▸ WHAT TO DO
Type out every entry again, character for character.

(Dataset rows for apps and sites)
----

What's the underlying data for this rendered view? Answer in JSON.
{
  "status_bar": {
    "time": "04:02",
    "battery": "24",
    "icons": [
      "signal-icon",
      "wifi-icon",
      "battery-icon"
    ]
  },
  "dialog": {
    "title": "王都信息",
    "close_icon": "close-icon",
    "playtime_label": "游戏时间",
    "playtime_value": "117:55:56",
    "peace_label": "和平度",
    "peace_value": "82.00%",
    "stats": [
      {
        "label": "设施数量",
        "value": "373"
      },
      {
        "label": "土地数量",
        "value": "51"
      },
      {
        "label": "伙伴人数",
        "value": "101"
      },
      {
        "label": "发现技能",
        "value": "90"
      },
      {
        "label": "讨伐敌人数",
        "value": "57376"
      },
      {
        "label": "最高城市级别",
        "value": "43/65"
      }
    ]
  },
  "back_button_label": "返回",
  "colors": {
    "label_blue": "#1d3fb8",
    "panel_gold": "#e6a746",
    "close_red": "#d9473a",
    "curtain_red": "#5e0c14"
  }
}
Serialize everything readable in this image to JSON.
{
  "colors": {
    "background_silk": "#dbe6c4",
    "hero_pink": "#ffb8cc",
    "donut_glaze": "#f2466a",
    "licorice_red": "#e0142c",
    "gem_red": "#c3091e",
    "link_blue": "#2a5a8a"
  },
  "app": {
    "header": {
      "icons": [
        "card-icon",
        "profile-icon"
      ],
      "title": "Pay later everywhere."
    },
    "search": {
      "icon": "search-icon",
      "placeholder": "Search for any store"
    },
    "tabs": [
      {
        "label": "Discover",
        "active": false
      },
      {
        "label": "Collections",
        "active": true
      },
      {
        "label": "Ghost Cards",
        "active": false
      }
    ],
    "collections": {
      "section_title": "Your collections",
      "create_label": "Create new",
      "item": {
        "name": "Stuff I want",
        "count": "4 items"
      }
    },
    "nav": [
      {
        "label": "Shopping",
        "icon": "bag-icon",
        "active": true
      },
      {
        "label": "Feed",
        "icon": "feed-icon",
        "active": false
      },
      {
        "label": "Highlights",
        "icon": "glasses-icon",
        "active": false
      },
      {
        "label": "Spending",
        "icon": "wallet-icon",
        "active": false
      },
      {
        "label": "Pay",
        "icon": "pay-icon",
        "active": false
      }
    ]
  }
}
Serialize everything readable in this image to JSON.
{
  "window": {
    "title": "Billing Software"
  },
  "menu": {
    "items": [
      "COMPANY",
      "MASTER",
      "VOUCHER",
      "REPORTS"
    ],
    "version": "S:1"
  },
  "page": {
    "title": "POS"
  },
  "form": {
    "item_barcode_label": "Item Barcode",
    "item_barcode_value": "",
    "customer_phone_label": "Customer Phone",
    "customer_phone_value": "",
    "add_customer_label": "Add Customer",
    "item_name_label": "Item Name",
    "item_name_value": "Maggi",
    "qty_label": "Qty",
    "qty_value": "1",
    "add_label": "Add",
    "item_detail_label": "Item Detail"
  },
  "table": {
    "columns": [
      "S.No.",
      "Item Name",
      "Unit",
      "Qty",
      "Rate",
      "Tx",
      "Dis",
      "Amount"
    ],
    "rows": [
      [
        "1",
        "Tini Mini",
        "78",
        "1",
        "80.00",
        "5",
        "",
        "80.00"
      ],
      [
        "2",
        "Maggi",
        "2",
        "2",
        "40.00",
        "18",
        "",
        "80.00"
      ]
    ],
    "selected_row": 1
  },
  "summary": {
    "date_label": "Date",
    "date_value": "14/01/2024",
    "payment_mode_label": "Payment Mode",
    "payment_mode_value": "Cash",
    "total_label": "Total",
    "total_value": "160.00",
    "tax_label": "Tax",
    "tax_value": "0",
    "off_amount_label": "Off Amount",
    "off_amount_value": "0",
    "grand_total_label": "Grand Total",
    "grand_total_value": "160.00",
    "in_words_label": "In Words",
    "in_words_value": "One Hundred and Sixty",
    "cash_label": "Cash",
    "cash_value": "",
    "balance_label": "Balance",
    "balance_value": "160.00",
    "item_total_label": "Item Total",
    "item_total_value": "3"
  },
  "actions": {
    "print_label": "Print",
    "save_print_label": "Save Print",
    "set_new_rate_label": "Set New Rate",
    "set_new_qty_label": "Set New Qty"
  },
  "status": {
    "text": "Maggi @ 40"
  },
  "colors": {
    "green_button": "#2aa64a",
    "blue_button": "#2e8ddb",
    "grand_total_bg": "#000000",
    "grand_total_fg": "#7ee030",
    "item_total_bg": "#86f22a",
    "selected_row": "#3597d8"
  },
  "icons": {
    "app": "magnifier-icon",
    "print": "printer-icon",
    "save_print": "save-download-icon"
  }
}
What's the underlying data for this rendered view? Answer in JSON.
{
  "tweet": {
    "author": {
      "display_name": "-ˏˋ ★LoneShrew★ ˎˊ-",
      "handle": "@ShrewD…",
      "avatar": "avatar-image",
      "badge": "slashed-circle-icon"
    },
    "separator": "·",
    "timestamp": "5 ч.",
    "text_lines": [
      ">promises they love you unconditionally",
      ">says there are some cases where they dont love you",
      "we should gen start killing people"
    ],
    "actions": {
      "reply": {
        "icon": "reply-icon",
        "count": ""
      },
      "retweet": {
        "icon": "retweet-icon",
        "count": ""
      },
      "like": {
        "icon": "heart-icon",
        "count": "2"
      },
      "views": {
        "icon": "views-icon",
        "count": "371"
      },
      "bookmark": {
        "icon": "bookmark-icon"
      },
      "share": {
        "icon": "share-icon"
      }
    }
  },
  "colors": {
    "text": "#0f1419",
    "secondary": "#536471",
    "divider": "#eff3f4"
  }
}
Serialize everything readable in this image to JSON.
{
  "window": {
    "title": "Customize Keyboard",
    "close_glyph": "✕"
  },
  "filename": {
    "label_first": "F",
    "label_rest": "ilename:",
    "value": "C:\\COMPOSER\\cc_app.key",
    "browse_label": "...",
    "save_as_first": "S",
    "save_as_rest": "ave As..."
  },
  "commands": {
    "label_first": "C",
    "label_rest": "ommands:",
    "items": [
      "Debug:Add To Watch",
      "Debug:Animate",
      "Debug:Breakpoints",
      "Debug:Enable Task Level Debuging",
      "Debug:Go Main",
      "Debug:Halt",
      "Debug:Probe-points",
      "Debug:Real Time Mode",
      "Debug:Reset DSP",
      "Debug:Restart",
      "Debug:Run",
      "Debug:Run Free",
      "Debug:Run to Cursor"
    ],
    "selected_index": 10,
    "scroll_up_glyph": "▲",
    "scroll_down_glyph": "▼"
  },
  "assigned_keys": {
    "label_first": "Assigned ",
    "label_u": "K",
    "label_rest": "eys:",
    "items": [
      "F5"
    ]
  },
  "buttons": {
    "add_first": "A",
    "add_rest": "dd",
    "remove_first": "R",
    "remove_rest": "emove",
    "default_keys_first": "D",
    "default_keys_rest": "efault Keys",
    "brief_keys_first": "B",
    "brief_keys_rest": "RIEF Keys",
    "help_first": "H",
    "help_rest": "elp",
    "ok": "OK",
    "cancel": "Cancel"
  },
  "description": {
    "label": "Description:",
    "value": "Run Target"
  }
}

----

▸ YOUR RESPONSE
What's the underlying data for this rendered view? Answer in JSON.
{
  "status_bar": {
    "time": "04:02",
    "battery": "24",
    "icons": [
      "signal-icon",
      "wifi-icon",
      "battery-icon"
    ]
  },
  "dialog": {
    "title": "王都信息",
    "close_icon": "close-icon",
    "playtime_label": "游戏时间",
    "playtime_value": "117:55:56",
    "peace_label": "和平度",
    "peace_value": "82.00%",
    "stats": [
      {
        "label": "设施数量",
        "value": "373"
      },
      {
        "label": "土地数量",
        "value": "51"
      },
      {
        "label": "伙伴人数",
        "value": "101"
      },
      {
        "label": "发现技能",
        "value": "90"
      },
      {
        "label": "讨伐敌人数",
        "value": "57376"
      },
      {
        "label": "最高城市级别",
        "value": "43/65"
      }
    ]
  },
  "back_button_label": "返回",
  "colors": {
    "label_blue": "#1d3fb8",
    "panel_gold": "#e6a746",
    "close_red": "#d9473a",
    "curtain_red": "#5e0c14"
  }
}
Serialize everything readable in this image to JSON.
{
  "colors": {
    "background_silk": "#dbe6c4",
    "hero_pink": "#ffb8cc",
    "donut_glaze": "#f2466a",
    "licorice_red": "#e0142c",
    "gem_red": "#c3091e",
    "link_blue": "#2a5a8a"
  },
  "app": {
    "header": {
      "icons": [
        "card-icon",
        "profile-icon"
      ],
      "title": "Pay later everywhere."
    },
    "search": {
      "icon": "search-icon",
      "placeholder": "Search for any store"
    },
    "tabs": [
      {
        "label": "Discover",
        "active": false
      },
      {
        "label": "Collections",
        "active": true
      },
      {
        "label": "Ghost Cards",
        "active": false
      }
    ],
    "collections": {
      "section_title": "Your collections",
      "create_label": "Create new",
      "item": {
        "name": "Stuff I want",
        "count": "4 items"
      }
    },
    "nav": [
      {
        "label": "Shopping",
        "icon": "bag-icon",
        "active": true
      },
      {
        "label": "Feed",
        "icon": "feed-icon",
        "active": false
      },
      {
        "label": "Highlights",
        "icon": "glasses-icon",
        "active": false
      },
      {
        "label": "Spending",
        "icon": "wallet-icon",
        "active": false
      },
      {
        "label": "Pay",
        "icon": "pay-icon",
        "active": false
      }
    ]
  }
}
Serialize everything readable in this image to JSON.
{
  "window": {
    "title": "Billing Software"
  },
  "menu": {
    "items": [
      "COMPANY",
      "MASTER",
      "VOUCHER",
      "REPORTS"
    ],
    "version": "S:1"
  },
  "page": {
    "title": "POS"
  },
  "form": {
    "item_barcode_label": "Item Barcode",
    "item_barcode_value": "",
    "customer_phone_label": "Customer Phone",
    "customer_phone_value": "",
    "add_customer_label": "Add Customer",
    "item_name_label": "Item Name",
    "item_name_value": "Maggi",
    "qty_label": "Qty",
    "qty_value": "1",
    "add_label": "Add",
    "item_detail_label": "Item Detail"
  },
  "table": {
    "columns": [
      "S.No.",
      "Item Name",
      "Unit",
      "Qty",
      "Rate",
      "Tx",
      "Dis",
      "Amount"
    ],
    "rows": [
      [
        "1",
        "Tini Mini",
        "78",
        "1",
        "80.00",
        "5",
        "",
        "80.00"
      ],
      [
        "2",
        "Maggi",
        "2",
        "2",
        "40.00",
        "18",
        "",
        "80.00"
      ]
    ],
    "selected_row": 1
  },
  "summary": {
    "date_label": "Date",
    "date_value": "14/01/2024",
    "payment_mode_label": "Payment Mode",
    "payment_mode_value": "Cash",
    "total_label": "Total",
    "total_value": "160.00",
    "tax_label": "Tax",
    "tax_value": "0",
    "off_amount_label": "Off Amount",
    "off_amount_value": "0",
    "grand_total_label": "Grand Total",
    "grand_total_value": "160.00",
    "in_words_label": "In Words",
    "in_words_value": "One Hundred and Sixty",
    "cash_label": "Cash",
    "cash_value": "",
    "balance_label": "Balance",
    "balance_value": "160.00",
    "item_total_label": "Item Total",
    "item_total_value": "3"
  },
  "actions": {
    "print_label": "Print",
    "save_print_label": "Save Print",
    "set_new_rate_label": "Set New Rate",
    "set_new_qty_label": "Set New Qty"
  },
  "status": {
    "text": "Maggi @ 40"
  },
  "colors": {
    "green_button": "#2aa64a",
    "blue_button": "#2e8ddb",
    "grand_total_bg": "#000000",
    "grand_total_fg": "#7ee030",
    "item_total_bg": "#86f22a",
    "selected_row": "#3597d8"
  },
  "icons": {
    "app": "magnifier-icon",
    "print": "printer-icon",
    "save_print": "save-download-icon"
  }
}
What's the underlying data for this rendered view? Answer in JSON.
{
  "tweet": {
    "author": {
      "display_name": "-ˏˋ ★LoneShrew★ ˎˊ-",
      "handle": "@ShrewD…",
      "avatar": "avatar-image",
      "badge": "slashed-circle-icon"
    },
    "separator": "·",
    "timestamp": "5 ч.",
    "text_lines": [
      ">promises they love you unconditionally",
      ">says there are some cases where they dont love you",
      "we should gen start killing people"
    ],
    "actions": {
      "reply": {
        "icon": "reply-icon",
        "count": ""
      },
      "retweet": {
        "icon": "retweet-icon",
        "count": ""
      },
      "like": {
        "icon": "heart-icon",
        "count": "2"
      },
      "views": {
        "icon": "views-icon",
        "count": "371"
      },
      "bookmark": {
        "icon": "bookmark-icon"
      },
      "share": {
        "icon": "share-icon"
      }
    }
  },
  "colors": {
    "text": "#0f1419",
    "secondary": "#536471",
    "divider": "#eff3f4"
  }
}
Serialize everything readable in this image to JSON.
{
  "window": {
    "title": "Customize Keyboard",
    "close_glyph": "✕"
  },
  "filename": {
    "label_first": "F",
    "label_rest": "ilename:",
    "value": "C:\\COMPOSER\\cc_app.key",
    "browse_label": "...",
    "save_as_first": "S",
    "save_as_rest": "ave As..."
  },
  "commands": {
    "label_first": "C",
    "label_rest": "ommands:",
    "items": [
      "Debug:Add To Watch",
      "Debug:Animate",
      "Debug:Breakpoints",
      "Debug:Enable Task Level Debuging",
      "Debug:Go Main",
      "Debug:Halt",
      "Debug:Probe-points",
      "Debug:Real Time Mode",
      "Debug:Reset DSP",
      "Debug:Restart",
      "Debug:Run",
      "Debug:Run Free",
      "Debug:Run to Cursor"
    ],
    "selected_index": 10,
    "scroll_up_glyph": "▲",
    "scroll_down_glyph": "▼"
  },
  "assigned_keys": {
    "label_first": "Assigned ",
    "label_u": "K",
    "label_rest": "eys:",
    "items": [
      "F5"
    ]
  },
  "buttons": {
    "add_first": "A",
    "add_rest": "dd",
    "remove_first": "R",
    "remove_rest": "emove",
    "default_keys_first": "D",
    "default_keys_rest": "efault Keys",
    "brief_keys_first": "B",
    "brief_keys_rest": "RIEF Keys",
    "help_first": "H",
    "help_rest": "elp",
    "ok": "OK",
    "cancel": "Cancel"
  },
  "description": {
    "label": "Description:",
    "value": "Run Target"
  }
}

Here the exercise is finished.